### Provided records
▬▬▬▬▬▬
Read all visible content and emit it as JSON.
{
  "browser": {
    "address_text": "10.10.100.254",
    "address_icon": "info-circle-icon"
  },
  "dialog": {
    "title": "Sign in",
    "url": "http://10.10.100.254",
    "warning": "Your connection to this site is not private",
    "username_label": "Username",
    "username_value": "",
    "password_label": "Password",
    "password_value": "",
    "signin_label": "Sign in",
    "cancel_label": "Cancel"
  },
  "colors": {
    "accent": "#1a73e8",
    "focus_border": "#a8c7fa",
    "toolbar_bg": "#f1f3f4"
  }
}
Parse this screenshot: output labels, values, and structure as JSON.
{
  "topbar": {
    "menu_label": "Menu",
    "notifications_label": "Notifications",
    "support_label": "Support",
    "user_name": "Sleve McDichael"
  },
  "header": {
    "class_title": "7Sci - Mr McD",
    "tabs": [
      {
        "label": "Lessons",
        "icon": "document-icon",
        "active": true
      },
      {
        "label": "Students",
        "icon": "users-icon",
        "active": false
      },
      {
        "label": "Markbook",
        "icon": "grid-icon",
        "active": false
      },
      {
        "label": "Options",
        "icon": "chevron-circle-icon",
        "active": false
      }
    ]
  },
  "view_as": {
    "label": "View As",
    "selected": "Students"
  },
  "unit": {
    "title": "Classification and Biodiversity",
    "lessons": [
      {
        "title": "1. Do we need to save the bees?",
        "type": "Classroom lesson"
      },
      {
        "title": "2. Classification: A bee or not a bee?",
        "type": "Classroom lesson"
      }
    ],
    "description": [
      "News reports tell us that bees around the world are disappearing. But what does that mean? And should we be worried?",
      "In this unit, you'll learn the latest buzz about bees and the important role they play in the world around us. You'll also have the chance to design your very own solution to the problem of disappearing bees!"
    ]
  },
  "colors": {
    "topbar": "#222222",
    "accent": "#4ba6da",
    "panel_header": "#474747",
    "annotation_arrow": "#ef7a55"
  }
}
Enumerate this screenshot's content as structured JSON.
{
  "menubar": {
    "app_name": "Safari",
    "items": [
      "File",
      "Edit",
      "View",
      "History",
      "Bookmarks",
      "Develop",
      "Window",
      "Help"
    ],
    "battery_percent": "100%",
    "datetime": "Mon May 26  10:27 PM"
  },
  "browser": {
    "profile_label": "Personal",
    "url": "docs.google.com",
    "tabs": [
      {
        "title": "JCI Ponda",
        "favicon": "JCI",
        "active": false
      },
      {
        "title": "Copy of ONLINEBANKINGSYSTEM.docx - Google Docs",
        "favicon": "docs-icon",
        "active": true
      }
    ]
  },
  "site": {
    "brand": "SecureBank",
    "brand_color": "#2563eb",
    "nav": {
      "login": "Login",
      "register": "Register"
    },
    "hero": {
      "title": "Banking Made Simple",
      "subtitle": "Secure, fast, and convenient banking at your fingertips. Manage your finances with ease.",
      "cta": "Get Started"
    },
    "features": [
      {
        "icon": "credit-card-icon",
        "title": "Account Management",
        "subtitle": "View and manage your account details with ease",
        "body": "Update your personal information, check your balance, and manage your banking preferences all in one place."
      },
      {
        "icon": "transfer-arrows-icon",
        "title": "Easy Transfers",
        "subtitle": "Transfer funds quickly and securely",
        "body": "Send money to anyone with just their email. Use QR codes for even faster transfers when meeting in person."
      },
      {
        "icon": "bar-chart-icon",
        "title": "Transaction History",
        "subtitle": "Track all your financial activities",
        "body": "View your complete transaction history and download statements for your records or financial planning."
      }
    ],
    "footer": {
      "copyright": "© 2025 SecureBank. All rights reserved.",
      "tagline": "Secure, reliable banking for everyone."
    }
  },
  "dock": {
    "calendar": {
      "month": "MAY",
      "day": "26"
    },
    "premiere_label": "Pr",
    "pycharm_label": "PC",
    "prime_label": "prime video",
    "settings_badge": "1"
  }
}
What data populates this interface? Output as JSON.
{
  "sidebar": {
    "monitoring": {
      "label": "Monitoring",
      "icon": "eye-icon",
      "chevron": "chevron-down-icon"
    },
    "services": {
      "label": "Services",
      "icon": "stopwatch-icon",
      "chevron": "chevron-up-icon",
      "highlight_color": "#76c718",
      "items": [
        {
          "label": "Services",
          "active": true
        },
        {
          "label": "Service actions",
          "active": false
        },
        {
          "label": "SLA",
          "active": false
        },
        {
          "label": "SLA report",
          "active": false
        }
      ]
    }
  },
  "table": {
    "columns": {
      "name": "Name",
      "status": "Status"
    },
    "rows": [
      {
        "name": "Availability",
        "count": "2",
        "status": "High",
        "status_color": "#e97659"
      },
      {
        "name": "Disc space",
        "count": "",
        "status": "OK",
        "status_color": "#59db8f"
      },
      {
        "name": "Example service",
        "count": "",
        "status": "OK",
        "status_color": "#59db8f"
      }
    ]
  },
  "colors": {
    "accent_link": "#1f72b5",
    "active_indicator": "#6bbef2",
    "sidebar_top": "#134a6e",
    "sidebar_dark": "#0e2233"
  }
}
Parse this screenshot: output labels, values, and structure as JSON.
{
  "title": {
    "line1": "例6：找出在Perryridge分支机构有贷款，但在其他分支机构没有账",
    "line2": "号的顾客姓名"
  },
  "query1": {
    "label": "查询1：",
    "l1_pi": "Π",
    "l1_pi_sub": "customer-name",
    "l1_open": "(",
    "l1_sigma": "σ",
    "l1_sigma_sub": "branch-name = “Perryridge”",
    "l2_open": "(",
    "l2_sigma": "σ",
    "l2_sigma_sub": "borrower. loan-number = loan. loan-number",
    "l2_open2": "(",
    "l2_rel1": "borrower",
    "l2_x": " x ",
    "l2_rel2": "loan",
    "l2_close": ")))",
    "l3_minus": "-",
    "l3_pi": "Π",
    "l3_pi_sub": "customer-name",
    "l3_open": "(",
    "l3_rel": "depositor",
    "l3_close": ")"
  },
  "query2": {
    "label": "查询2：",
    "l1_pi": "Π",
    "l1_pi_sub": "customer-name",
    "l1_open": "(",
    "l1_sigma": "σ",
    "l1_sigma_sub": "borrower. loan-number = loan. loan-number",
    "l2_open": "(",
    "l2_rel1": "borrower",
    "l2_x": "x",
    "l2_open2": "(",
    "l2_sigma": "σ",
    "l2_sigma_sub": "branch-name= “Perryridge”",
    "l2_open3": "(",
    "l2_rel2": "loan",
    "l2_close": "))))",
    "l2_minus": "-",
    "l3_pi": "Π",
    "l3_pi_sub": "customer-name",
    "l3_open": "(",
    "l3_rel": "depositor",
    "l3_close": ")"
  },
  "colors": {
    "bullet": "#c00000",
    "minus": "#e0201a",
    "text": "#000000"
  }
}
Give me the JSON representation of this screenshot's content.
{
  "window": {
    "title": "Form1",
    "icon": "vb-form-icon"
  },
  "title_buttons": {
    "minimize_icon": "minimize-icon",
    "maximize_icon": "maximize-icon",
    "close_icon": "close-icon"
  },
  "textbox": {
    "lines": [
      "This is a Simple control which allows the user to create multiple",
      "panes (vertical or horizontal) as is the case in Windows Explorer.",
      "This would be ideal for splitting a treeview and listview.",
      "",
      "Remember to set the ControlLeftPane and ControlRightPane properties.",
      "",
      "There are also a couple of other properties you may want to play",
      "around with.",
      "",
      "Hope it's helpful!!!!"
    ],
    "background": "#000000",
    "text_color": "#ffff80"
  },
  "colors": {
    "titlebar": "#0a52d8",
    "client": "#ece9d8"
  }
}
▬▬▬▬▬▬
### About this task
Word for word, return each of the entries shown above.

### Result of the exercise
Read all visible content and emit it as JSON.
{
  "browser": {
    "address_text": "10.10.100.254",
    "address_icon": "info-circle-icon"
  },
  "dialog": {
    "title": "Sign in",
    "url": "http://10.10.100.254",
    "warning": "Your connection to this site is not private",
    "username_label": "Username",
    "username_value": "",
    "password_label": "Password",
    "password_value": "",
    "signin_label": "Sign in",
    "cancel_label": "Cancel"
  },
  "colors": {
    "accent": "#1a73e8",
    "focus_border": "#a8c7fa",
    "toolbar_bg": "#f1f3f4"
  }
}
Parse this screenshot: output labels, values, and structure as JSON.
{
  "topbar": {
    "menu_label": "Menu",
    "notifications_label": "Notifications",
    "support_label": "Support",
    "user_name": "Sleve McDichael"
  },
  "header": {
    "class_title": "7Sci - Mr McD",
    "tabs": [
      {
        "label": "Lessons",
        "icon": "document-icon",
        "active": true
      },
      {
        "label": "Students",
        "icon": "users-icon",
        "active": false
      },
      {
        "label": "Markbook",
        "icon": "grid-icon",
        "active": false
      },
      {
        "label": "Options",
        "icon": "chevron-circle-icon",
        "active": false
      }
    ]
  },
  "view_as": {
    "label": "View As",
    "selected": "Students"
  },
  "unit": {
    "title": "Classification and Biodiversity",
    "lessons": [
      {
        "title": "1. Do we need to save the bees?",
        "type": "Classroom lesson"
      },
      {
        "title": "2. Classification: A bee or not a bee?",
        "type": "Classroom lesson"
      }
    ],
    "description": [
      "News reports tell us that bees around the world are disappearing. But what does that mean? And should we be worried?",
      "In this unit, you'll learn the latest buzz about bees and the important role they play in the world around us. You'll also have the chance to design your very own solution to the problem of disappearing bees!"
    ]
  },
  "colors": {
    "topbar": "#222222",
    "accent": "#4ba6da",
    "panel_header": "#474747",
    "annotation_arrow": "#ef7a55"
  }
}
Enumerate this screenshot's content as structured JSON.
{
  "menubar": {
    "app_name": "Safari",
    "items": [
      "File",
      "Edit",
      "View",
      "History",
      "Bookmarks",
      "Develop",
      "Window",
      "Help"
    ],
    "battery_percent": "100%",
    "datetime": "Mon May 26  10:27 PM"
  },
  "browser": {
    "profile_label": "Personal",
    "url": "docs.google.com",
    "tabs": [
      {
        "title": "JCI Ponda",
        "favicon": "JCI",
        "active": false
      },
      {
        "title": "Copy of ONLINEBANKINGSYSTEM.docx - Google Docs",
        "favicon": "docs-icon",
        "active": true
      }
    ]
  },
  "site": {
    "brand": "SecureBank",
    "brand_color": "#2563eb",
    "nav": {
      "login": "Login",
      "register": "Register"
    },
    "hero": {
      "title": "Banking Made Simple",
      "subtitle": "Secure, fast, and convenient banking at your fingertips. Manage your finances with ease.",
      "cta": "Get Started"
    },
    "features": [
      {
        "icon": "credit-card-icon",
        "title": "Account Management",
        "subtitle": "View and manage your account details with ease",
        "body": "Update your personal information, check your balance, and manage your banking preferences all in one place."
      },
      {
        "icon": "transfer-arrows-icon",
        "title": "Easy Transfers",
        "subtitle": "Transfer funds quickly and securely",
        "body": "Send money to anyone with just their email. Use QR codes for even faster transfers when meeting in person."
      },
      {
        "icon": "bar-chart-icon",
        "title": "Transaction History",
        "subtitle": "Track all your financial activities",
        "body": "View your complete transaction history and download statements for your records or financial planning."
      }
    ],
    "footer": {
      "copyright": "© 2025 SecureBank. All rights reserved.",
      "tagline": "Secure, reliable banking for everyone."
    }
  },
  "dock": {
    "calendar": {
      "month": "MAY",
      "day": "26"
    },
    "premiere_label": "Pr",
    "pycharm_label": "PC",
    "prime_label": "prime video",
    "settings_badge": "1"
  }
}
What data populates this interface? Output as JSON.
{
  "sidebar": {
    "monitoring": {
      "label": "Monitoring",
      "icon": "eye-icon",
      "chevron": "chevron-down-icon"
    },
    "services": {
      "label": "Services",
      "icon": "stopwatch-icon",
      "chevron": "chevron-up-icon",
      "highlight_color": "#76c718",
      "items": [
        {
          "label": "Services",
          "active": true
        },
        {
          "label": "Service actions",
          "active": false
        },
        {
          "label": "SLA",
          "active": false
        },
        {
          "label": "SLA report",
          "active": false
        }
      ]
    }
  },
  "table": {
    "columns": {
      "name": "Name",
      "status": "Status"
    },
    "rows": [
      {
        "name": "Availability",
        "count": "2",
        "status": "High",
        "status_color": "#e97659"
      },
      {
        "name": "Disc space",
        "count": "",
        "status": "OK",
        "status_color": "#59db8f"
      },
      {
        "name": "Example service",
        "count": "",
        "status": "OK",
        "status_color": "#59db8f"
      }
    ]
  },
  "colors": {
    "accent_link": "#1f72b5",
    "active_indicator": "#6bbef2",
    "sidebar_top": "#134a6e",
    "sidebar_dark": "#0e2233"
  }
}
Parse this screenshot: output labels, values, and structure as JSON.
{
  "title": {
    "line1": "例6：找出在Perryridge分支机构有贷款，但在其他分支机构没有账",
    "line2": "号的顾客姓名"
  },
  "query1": {
    "label": "查询1：",
    "l1_pi": "Π",
    "l1_pi_sub": "customer-name",
    "l1_open": "(",
    "l1_sigma": "σ",
    "l1_sigma_sub": "branch-name = “Perryridge”",
    "l2_open": "(",
    "l2_sigma": "σ",
    "l2_sigma_sub": "borrower. loan-number = loan. loan-number",
    "l2_open2": "(",
    "l2_rel1": "borrower",
    "l2_x": " x ",
    "l2_rel2": "loan",
    "l2_close": ")))",
    "l3_minus": "-",
    "l3_pi": "Π",
    "l3_pi_sub": "customer-name",
    "l3_open": "(",
    "l3_rel": "depositor",
    "l3_close": ")"
  },
  "query2": {
    "label": "查询2：",
    "l1_pi": "Π",
    "l1_pi_sub": "customer-name",
    "l1_open": "(",
    "l1_sigma": "σ",
    "l1_sigma_sub": "borrower. loan-number = loan. loan-number",
    "l2_open": "(",
    "l2_rel1": "borrower",
    "l2_x": "x",
    "l2_open2": "(",
    "l2_sigma": "σ",
    "l2_sigma_sub": "branch-name= “Perryridge”",
    "l2_open3": "(",
    "l2_rel2": "loan",
    "l2_close": "))))",
    "l2_minus": "-",
    "l3_pi": "Π",
    "l3_pi_sub": "customer-name",
    "l3_open": "(",
    "l3_rel": "depositor",
    "l3_close": ")"
  },
  "colors": {
    "bullet": "#c00000",
    "minus": "#e0201a",
    "text": "#000000"
  }
}
Give me the JSON representation of this screenshot's content.
{
  "window": {
    "title": "Form1",
    "icon": "vb-form-icon"
  },
  "title_buttons": {
    "minimize_icon": "minimize-icon",
    "maximize_icon": "maximize-icon",
    "close_icon": "close-icon"
  },
  "textbox": {
    "lines": [
      "This is a Simple control which allows the user to create multiple",
      "panes (vertical or horizontal) as is the case in Windows Explorer.",
      "This would be ideal for splitting a treeview and listview.",
      "",
      "Remember to set the ControlLeftPane and ControlRightPane properties.",
      "",
      "There are also a couple of other properties you may want to play",
      "around with.",
      "",
      "Hope it's helpful!!!!"
    ],
    "background": "#000000",
    "text_color": "#ffff80"
  },
  "colors": {
    "titlebar": "#0a52d8",
    "client": "#ece9d8"
  }
}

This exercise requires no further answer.